__PROBLEM DETAILS__: Given the entries below, please return each one exactly.

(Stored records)
=-=-=-=-=

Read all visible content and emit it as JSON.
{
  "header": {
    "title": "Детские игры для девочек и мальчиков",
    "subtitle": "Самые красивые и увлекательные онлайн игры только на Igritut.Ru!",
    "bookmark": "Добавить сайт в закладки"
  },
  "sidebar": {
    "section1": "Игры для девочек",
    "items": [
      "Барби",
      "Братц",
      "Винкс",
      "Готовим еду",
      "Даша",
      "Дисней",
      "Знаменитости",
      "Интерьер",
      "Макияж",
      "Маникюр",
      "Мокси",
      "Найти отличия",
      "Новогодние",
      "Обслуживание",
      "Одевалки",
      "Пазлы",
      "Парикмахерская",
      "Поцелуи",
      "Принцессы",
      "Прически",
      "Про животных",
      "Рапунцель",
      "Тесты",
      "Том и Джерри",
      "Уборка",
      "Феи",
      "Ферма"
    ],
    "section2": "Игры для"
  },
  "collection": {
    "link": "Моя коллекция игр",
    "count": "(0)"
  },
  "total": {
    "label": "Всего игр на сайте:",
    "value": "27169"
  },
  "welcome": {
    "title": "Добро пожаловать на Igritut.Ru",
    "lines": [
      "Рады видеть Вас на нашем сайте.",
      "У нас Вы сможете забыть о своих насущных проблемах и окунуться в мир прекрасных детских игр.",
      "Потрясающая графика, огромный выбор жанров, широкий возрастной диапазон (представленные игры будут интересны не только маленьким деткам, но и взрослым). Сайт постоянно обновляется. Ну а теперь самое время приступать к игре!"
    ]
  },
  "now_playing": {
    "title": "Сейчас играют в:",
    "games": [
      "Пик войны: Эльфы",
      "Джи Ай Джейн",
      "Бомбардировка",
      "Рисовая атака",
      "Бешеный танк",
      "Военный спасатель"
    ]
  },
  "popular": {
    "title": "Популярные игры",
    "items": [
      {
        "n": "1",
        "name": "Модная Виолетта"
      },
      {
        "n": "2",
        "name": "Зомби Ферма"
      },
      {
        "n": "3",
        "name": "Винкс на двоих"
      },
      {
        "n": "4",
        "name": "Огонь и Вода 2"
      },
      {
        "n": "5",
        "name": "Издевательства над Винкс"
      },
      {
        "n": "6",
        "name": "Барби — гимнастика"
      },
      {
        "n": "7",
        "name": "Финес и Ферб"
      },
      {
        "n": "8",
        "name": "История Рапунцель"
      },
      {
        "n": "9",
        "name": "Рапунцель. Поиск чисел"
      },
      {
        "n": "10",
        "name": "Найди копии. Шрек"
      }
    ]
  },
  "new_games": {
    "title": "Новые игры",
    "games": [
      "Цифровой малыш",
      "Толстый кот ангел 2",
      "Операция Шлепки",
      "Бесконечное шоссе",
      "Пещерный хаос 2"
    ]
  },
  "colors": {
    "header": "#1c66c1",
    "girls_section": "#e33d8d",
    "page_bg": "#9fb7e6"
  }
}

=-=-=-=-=

__EXERCISE RESPONSE__:
Read all visible content and emit it as JSON.
{
  "header": {
    "title": "Детские игры для девочек и мальчиков",
    "subtitle": "Самые красивые и увлекательные онлайн игры только на Igritut.Ru!",
    "bookmark": "Добавить сайт в закладки"
  },
  "sidebar": {
    "section1": "Игры для девочек",
    "items": [
      "Барби",
      "Братц",
      "Винкс",
      "Готовим еду",
      "Даша",
      "Дисней",
      "Знаменитости",
      "Интерьер",
      "Макияж",
      "Маникюр",
      "Мокси",
      "Найти отличия",
      "Новогодние",
      "Обслуживание",
      "Одевалки",
      "Пазлы",
      "Парикмахерская",
      "Поцелуи",
      "Принцессы",
      "Прически",
      "Про животных",
      "Рапунцель",
      "Тесты",
      "Том и Джерри",
      "Уборка",
      "Феи",
      "Ферма"
    ],
    "section2": "Игры для"
  },
  "collection": {
    "link": "Моя коллекция игр",
    "count": "(0)"
  },
  "total": {
    "label": "Всего игр на сайте:",
    "value": "27169"
  },
  "welcome": {
    "title": "Добро пожаловать на Igritut.Ru",
    "lines": [
      "Рады видеть Вас на нашем сайте.",
      "У нас Вы сможете забыть о своих насущных проблемах и окунуться в мир прекрасных детских игр.",
      "Потрясающая графика, огромный выбор жанров, широкий возрастной диапазон (представленные игры будут интересны не только маленьким деткам, но и взрослым). Сайт постоянно обновляется. Ну а теперь самое время приступать к игре!"
    ]
  },
  "now_playing": {
    "title": "Сейчас играют в:",
    "games": [
      "Пик войны: Эльфы",
      "Джи Ай Джейн",
      "Бомбардировка",
      "Рисовая атака",
      "Бешеный танк",
      "Военный спасатель"
    ]
  },
  "popular": {
    "title": "Популярные игры",
    "items": [
      {
        "n": "1",
        "name": "Модная Виолетта"
      },
      {
        "n": "2",
        "name": "Зомби Ферма"
      },
      {
        "n": "3",
        "name": "Винкс на двоих"
      },
      {
        "n": "4",
        "name": "Огонь и Вода 2"
      },
      {
        "n": "5",
        "name": "Издевательства над Винкс"
      },
      {
        "n": "6",
        "name": "Барби — гимнастика"
      },
      {
        "n": "7",
        "name": "Финес и Ферб"
      },
      {
        "n": "8",
        "name": "История Рапунцель"
      },
      {
        "n": "9",
        "name": "Рапунцель. Поиск чисел"
      },
      {
        "n": "10",
        "name": "Найди копии. Шрек"
      }
    ]
  },
  "new_games": {
    "title": "Новые игры",
    "games": [
      "Цифровой малыш",
      "Толстый кот ангел 2",
      "Операция Шлепки",
      "Бесконечное шоссе",
      "Пещерный хаос 2"
    ]
  },
  "colors": {
    "header": "#1c66c1",
    "girls_section": "#e33d8d",
    "page_bg": "#9fb7e6"
  }
}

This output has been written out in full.